“The rates are in place now to sustain that payment,” he said, adding that a couple of rate changes are planned in conjunction with the project.
A dollar-per-month increase will be implemented in January 2014 and another in 2015, when the work is projected to be completed, Edrington said.
The project has been approved by the Bond Commission and the Washington Parish Council, Edrington said. The advertisement for bids has taken place, and those will be received in approximately 30 days. He hopes to have the closing take place in conjunction with the water district’s quarterly board meeting on April 23.
There is always the fear that a well will get old and stop producing water, or that a hole will form in the casing and the well will start producing mud or sand, Edrington said. That is why a backup source is necessary, he said.
Providing another example, Edrington said the motor in the existing well was burned out by a lighting strike about two years ago. The company had go about 400-500 feet deep into the well to pull out the old motor and then reinstall a new one. About 10 hours’ worth of water was stored, but residents ended up being without water for six or eight hours.
That is not such a long time to be out of water service, Edrington said, “but without a second well, if we lost something major, we could go six or eight weeks without water.”
“This will be a real backup, reliable source for them to have continued water for many, many years,” he said.
After the directive that the district needed a backup water source was handed down by the Board of Health, the water district board and the company began looking into how to make it happen, Edrington said. They tried to find a water district in Tangipahoa Parish to connect to, but the lines were too far away. The possibility of installing a shallow well and treating the water was explored, but that route would be more expensive than what the board ultimately decided to do, he said. The company’s engineers did a complete report, but no affordable alternatives were located.
“The board anguished over having to spend that much money. But they really had no alternative,” he said.
Appointments to the five-member, all-volunteer board are made by the Parish Council, Edrington said. Members’ only compensation is reimbursement for mileage, and most have been serving for many years, he said. It is a very active board, and members will go out and talk to residents and investigate reported leaks. If a leak is located, French Settlement Water Company operators will come out to fix it. He said the company has operators residing east of Amite, about 15 minutes away from Mt. Hermon.

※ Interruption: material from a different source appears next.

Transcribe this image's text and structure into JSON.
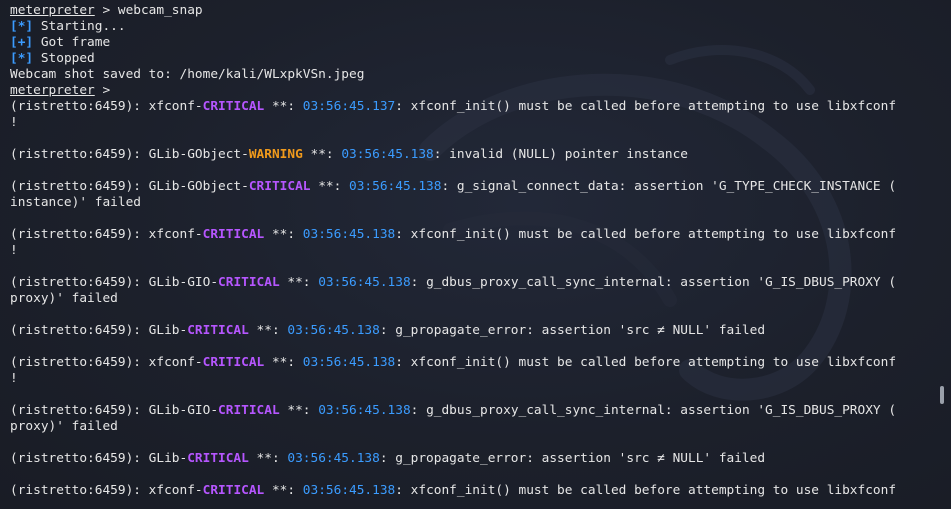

Since the size of the Mt. Hermon Water District does not allow for full-time employees, the board chose in 1996 to contract operations out, Edrington said. French Settlement Water Company’s bid was selected, and since that time it has been under a contract that is renewable every two years.
The company’s corporate offices are located in Baton Rouge, and it has customers in Livingston and Tangipahoa parishes, Edrington said. The company reads the meters in Mt. Hermon and prepares bills, collects debt, remits payments and provides accounting, operating on a per-customer basis, he said.
Mt. Hermon School is on the water system, a couple of hydrants are available to the area’s volunteer fire department.
The Mt. Hermon Water District’s system currently has 395 customers, Edrington said. When the water district was designed in mid-1990s, 600 connections were anticipated. That leaves 205 dwellings that could sign on for the service but have yet to do so, instead relying on a home well, he said.
Edrington said there are a number of benefits to residents who sign up for water service. The system has backup power, so customers will have water during emergencies such as hurricanes. The water is chlorinated for disinfection, he said, and the Board of Health tests for bacteria once a month.
“So you know it’s good and safe to drink, and it’s just a more reliable source than a home well,” he said.
Mt. Hermon-area residents who would like more information about the water system can call French Settlement Water Company at 1-800-375-7570.